• [Assignment]: An exact copy of the data below is needed; please leave out any pictures.

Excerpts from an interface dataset

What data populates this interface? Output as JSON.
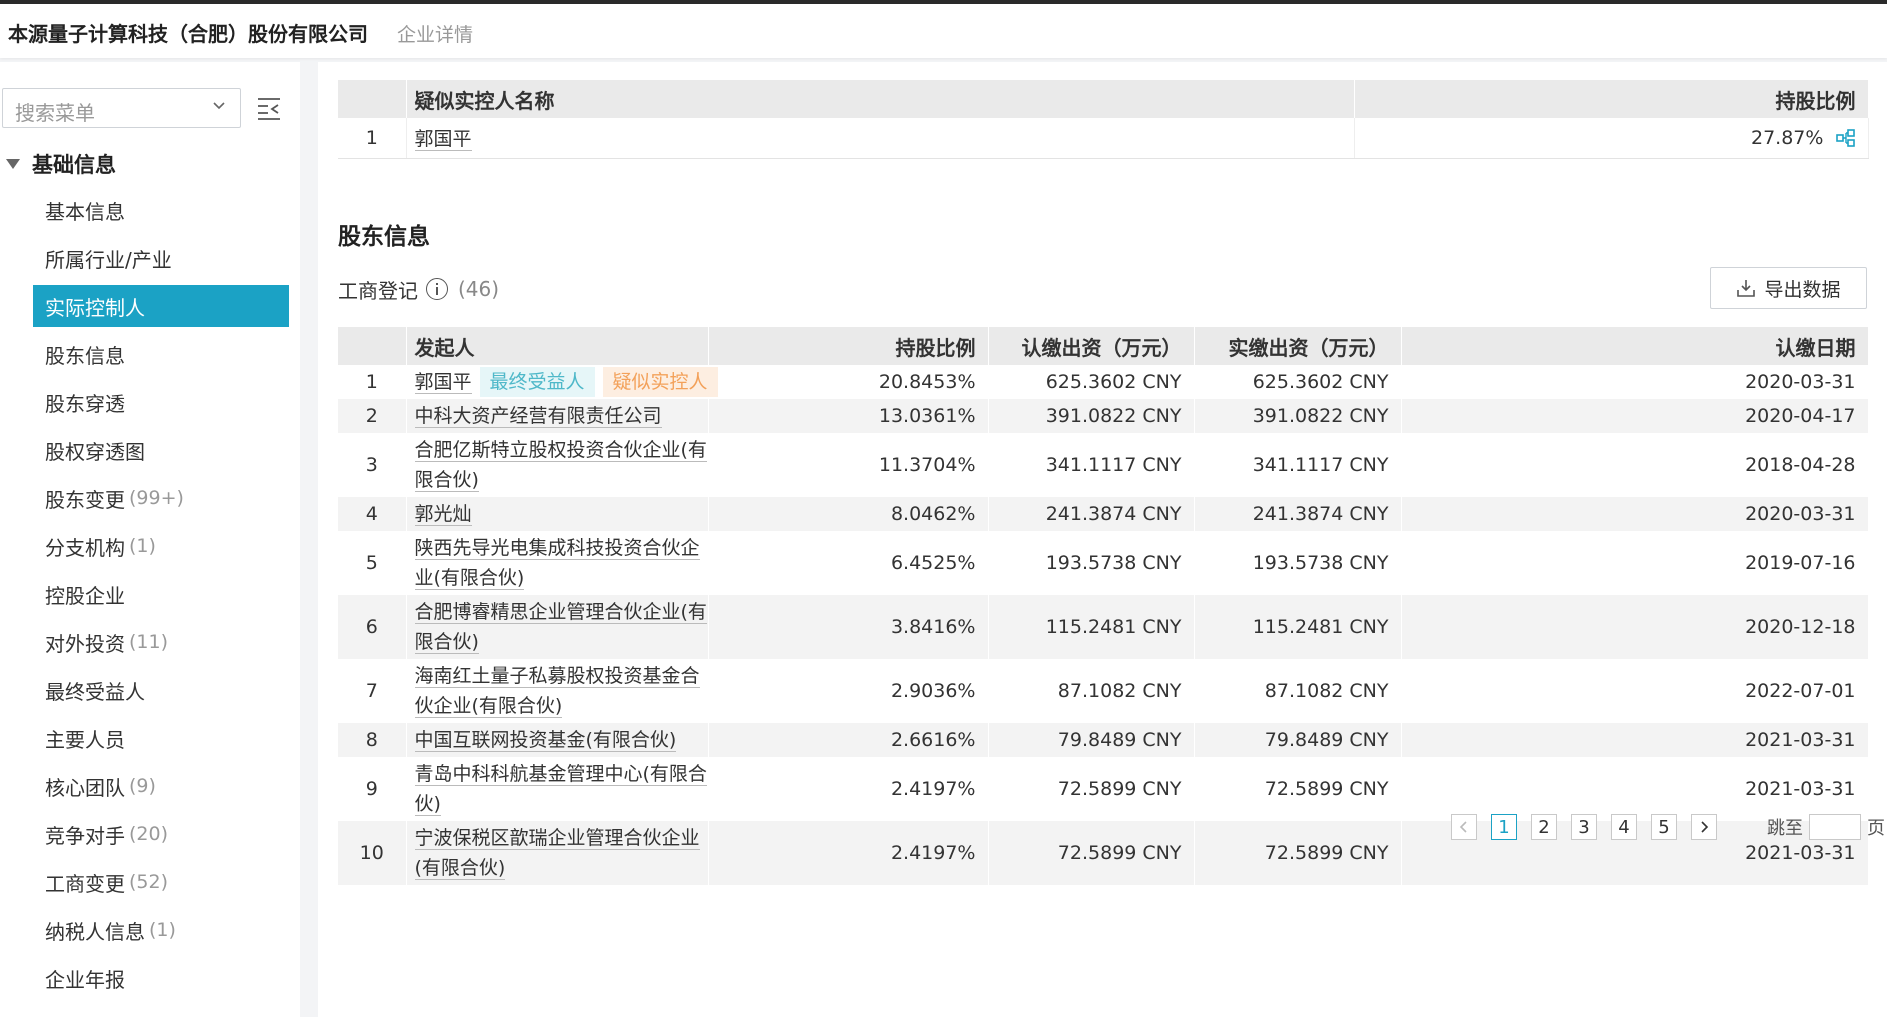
{
  "header": {
    "company": "本源量子计算科技（合肥）股份有限公司",
    "subtitle": "企业详情"
  },
  "sidebar": {
    "search_placeholder": "搜索菜单",
    "group": "基础信息",
    "items": [
      {
        "label": "基本信息",
        "count": ""
      },
      {
        "label": "所属行业/产业",
        "count": ""
      },
      {
        "label": "实际控制人",
        "count": "",
        "active": true
      },
      {
        "label": "股东信息",
        "count": ""
      },
      {
        "label": "股东穿透",
        "count": ""
      },
      {
        "label": "股权穿透图",
        "count": ""
      },
      {
        "label": "股东变更",
        "count": "(99+)"
      },
      {
        "label": "分支机构",
        "count": "(1)"
      },
      {
        "label": "控股企业",
        "count": ""
      },
      {
        "label": "对外投资",
        "count": "(11)"
      },
      {
        "label": "最终受益人",
        "count": ""
      },
      {
        "label": "主要人员",
        "count": ""
      },
      {
        "label": "核心团队",
        "count": "(9)"
      },
      {
        "label": "竞争对手",
        "count": "(20)"
      },
      {
        "label": "工商变更",
        "count": "(52)"
      },
      {
        "label": "纳税人信息",
        "count": "(1)"
      },
      {
        "label": "企业年报",
        "count": ""
      }
    ]
  },
  "controller_table": {
    "headers": [
      "",
      "疑似实控人名称",
      "持股比例"
    ],
    "rows": [
      {
        "no": "1",
        "name": "郭国平",
        "ratio": "27.87%"
      }
    ]
  },
  "shareholders": {
    "title": "股东信息",
    "registry_label": "工商登记",
    "registry_count": "(46)",
    "export_label": "导出数据",
    "headers": [
      "",
      "发起人",
      "持股比例",
      "认缴出资（万元）",
      "实缴出资（万元）",
      "认缴日期"
    ],
    "rows": [
      {
        "no": "1",
        "name": "郭国平",
        "tags": [
          "最终受益人",
          "疑似实控人"
        ],
        "ratio": "20.8453%",
        "subscribed": "625.3602 CNY",
        "paid": "625.3602 CNY",
        "date": "2020-03-31"
      },
      {
        "no": "2",
        "name": "中科大资产经营有限责任公司",
        "tags": [],
        "ratio": "13.0361%",
        "subscribed": "391.0822 CNY",
        "paid": "391.0822 CNY",
        "date": "2020-04-17"
      },
      {
        "no": "3",
        "name": "合肥亿斯特立股权投资合伙企业(有限合伙)",
        "tags": [],
        "ratio": "11.3704%",
        "subscribed": "341.1117 CNY",
        "paid": "341.1117 CNY",
        "date": "2018-04-28"
      },
      {
        "no": "4",
        "name": "郭光灿",
        "tags": [],
        "ratio": "8.0462%",
        "subscribed": "241.3874 CNY",
        "paid": "241.3874 CNY",
        "date": "2020-03-31"
      },
      {
        "no": "5",
        "name": "陕西先导光电集成科技投资合伙企业(有限合伙)",
        "tags": [],
        "ratio": "6.4525%",
        "subscribed": "193.5738 CNY",
        "paid": "193.5738 CNY",
        "date": "2019-07-16"
      },
      {
        "no": "6",
        "name": "合肥博睿精思企业管理合伙企业(有限合伙)",
        "tags": [],
        "ratio": "3.8416%",
        "subscribed": "115.2481 CNY",
        "paid": "115.2481 CNY",
        "date": "2020-12-18"
      },
      {
        "no": "7",
        "name": "海南红土量子私募股权投资基金合伙企业(有限合伙)",
        "tags": [],
        "ratio": "2.9036%",
        "subscribed": "87.1082 CNY",
        "paid": "87.1082 CNY",
        "date": "2022-07-01"
      },
      {
        "no": "8",
        "name": "中国互联网投资基金(有限合伙)",
        "tags": [],
        "ratio": "2.6616%",
        "subscribed": "79.8489 CNY",
        "paid": "79.8489 CNY",
        "date": "2021-03-31"
      },
      {
        "no": "9",
        "name": "青岛中科科航基金管理中心(有限合伙)",
        "tags": [],
        "ratio": "2.4197%",
        "subscribed": "72.5899 CNY",
        "paid": "72.5899 CNY",
        "date": "2021-03-31"
      },
      {
        "no": "10",
        "name": "宁波保税区歆瑞企业管理合伙企业(有限合伙)",
        "tags": [],
        "ratio": "2.4197%",
        "subscribed": "72.5899 CNY",
        "paid": "72.5899 CNY",
        "date": "2021-03-31"
      }
    ]
  },
  "pagination": {
    "pages": [
      "1",
      "2",
      "3",
      "4",
      "5"
    ],
    "current": "1",
    "jump_label": "跳至",
    "page_label": "页"
  },
  "colors": {
    "accent": "#1ba2c5",
    "tag_benef": "#4fb8c9",
    "tag_ctrl": "#f3a15a"
  }
}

• [Exercise answer]:
What data populates this interface? Output as JSON.
{
  "header": {
    "company": "本源量子计算科技（合肥）股份有限公司",
    "subtitle": "企业详情"
  },
  "sidebar": {
    "search_placeholder": "搜索菜单",
    "group": "基础信息",
    "items": [
      {
        "label": "基本信息",
        "count": ""
      },
      {
        "label": "所属行业/产业",
        "count": ""
      },
      {
        "label": "实际控制人",
        "count": "",
        "active": true
      },
      {
        "label": "股东信息",
        "count": ""
      },
      {
        "label": "股东穿透",
        "count": ""
      },
      {
        "label": "股权穿透图",
        "count": ""
      },
      {
        "label": "股东变更",
        "count": "(99+)"
      },
      {
        "label": "分支机构",
        "count": "(1)"
      },
      {
        "label": "控股企业",
        "count": ""
      },
      {
        "label": "对外投资",
        "count": "(11)"
      },
      {
        "label": "最终受益人",
        "count": ""
      },
      {
        "label": "主要人员",
        "count": ""
      },
      {
        "label": "核心团队",
        "count": "(9)"
      },
      {
        "label": "竞争对手",
        "count": "(20)"
      },
      {
        "label": "工商变更",
        "count": "(52)"
      },
      {
        "label": "纳税人信息",
        "count": "(1)"
      },
      {
        "label": "企业年报",
        "count": ""
      }
    ]
  },
  "controller_table": {
    "headers": [
      "",
      "疑似实控人名称",
      "持股比例"
    ],
    "rows": [
      {
        "no": "1",
        "name": "郭国平",
        "ratio": "27.87%"
      }
    ]
  },
  "shareholders": {
    "title": "股东信息",
    "registry_label": "工商登记",
    "registry_count": "(46)",
    "export_label": "导出数据",
    "headers": [
      "",
      "发起人",
      "持股比例",
      "认缴出资（万元）",
      "实缴出资（万元）",
      "认缴日期"
    ],
    "rows": [
      {
        "no": "1",
        "name": "郭国平",
        "tags": [
          "最终受益人",
          "疑似实控人"
        ],
        "ratio": "20.8453%",
        "subscribed": "625.3602 CNY",
        "paid": "625.3602 CNY",
        "date": "2020-03-31"
      },
      {
        "no": "2",
        "name": "中科大资产经营有限责任公司",
        "tags": [],
        "ratio": "13.0361%",
        "subscribed": "391.0822 CNY",
        "paid": "391.0822 CNY",
        "date": "2020-04-17"
      },
      {
        "no": "3",
        "name": "合肥亿斯特立股权投资合伙企业(有限合伙)",
        "tags": [],
        "ratio": "11.3704%",
        "subscribed": "341.1117 CNY",
        "paid": "341.1117 CNY",
        "date": "2018-04-28"
      },
      {
        "no": "4",
        "name": "郭光灿",
        "tags": [],
        "ratio": "8.0462%",
        "subscribed": "241.3874 CNY",
        "paid": "241.3874 CNY",
        "date": "2020-03-31"
      },
      {
        "no": "5",
        "name": "陕西先导光电集成科技投资合伙企业(有限合伙)",
        "tags": [],
        "ratio": "6.4525%",
        "subscribed": "193.5738 CNY",
        "paid": "193.5738 CNY",
        "date": "2019-07-16"
      },
      {
        "no": "6",
        "name": "合肥博睿精思企业管理合伙企业(有限合伙)",
        "tags": [],
        "ratio": "3.8416%",
        "subscribed": "115.2481 CNY",
        "paid": "115.2481 CNY",
        "date": "2020-12-18"
      },
      {
        "no": "7",
        "name": "海南红土量子私募股权投资基金合伙企业(有限合伙)",
        "tags": [],
        "ratio": "2.9036%",
        "subscribed": "87.1082 CNY",
        "paid": "87.1082 CNY",
        "date": "2022-07-01"
      },
      {
        "no": "8",
        "name": "中国互联网投资基金(有限合伙)",
        "tags": [],
        "ratio": "2.6616%",
        "subscribed": "79.8489 CNY",
        "paid": "79.8489 CNY",
        "date": "2021-03-31"
      },
      {
        "no": "9",
        "name": "青岛中科科航基金管理中心(有限合伙)",
        "tags": [],
        "ratio": "2.4197%",
        "subscribed": "72.5899 CNY",
        "paid": "72.5899 CNY",
        "date": "2021-03-31"
      },
      {
        "no": "10",
        "name": "宁波保税区歆瑞企业管理合伙企业(有限合伙)",
        "tags": [],
        "ratio": "2.4197%",
        "subscribed": "72.5899 CNY",
        "paid": "72.5899 CNY",
        "date": "2021-03-31"
      }
    ]
  },
  "pagination": {
    "pages": [
      "1",
      "2",
      "3",
      "4",
      "5"
    ],
    "current": "1",
    "jump_label": "跳至",
    "page_label": "页"
  },
  "colors": {
    "accent": "#1ba2c5",
    "tag_benef": "#4fb8c9",
    "tag_ctrl": "#f3a15a"
  }
}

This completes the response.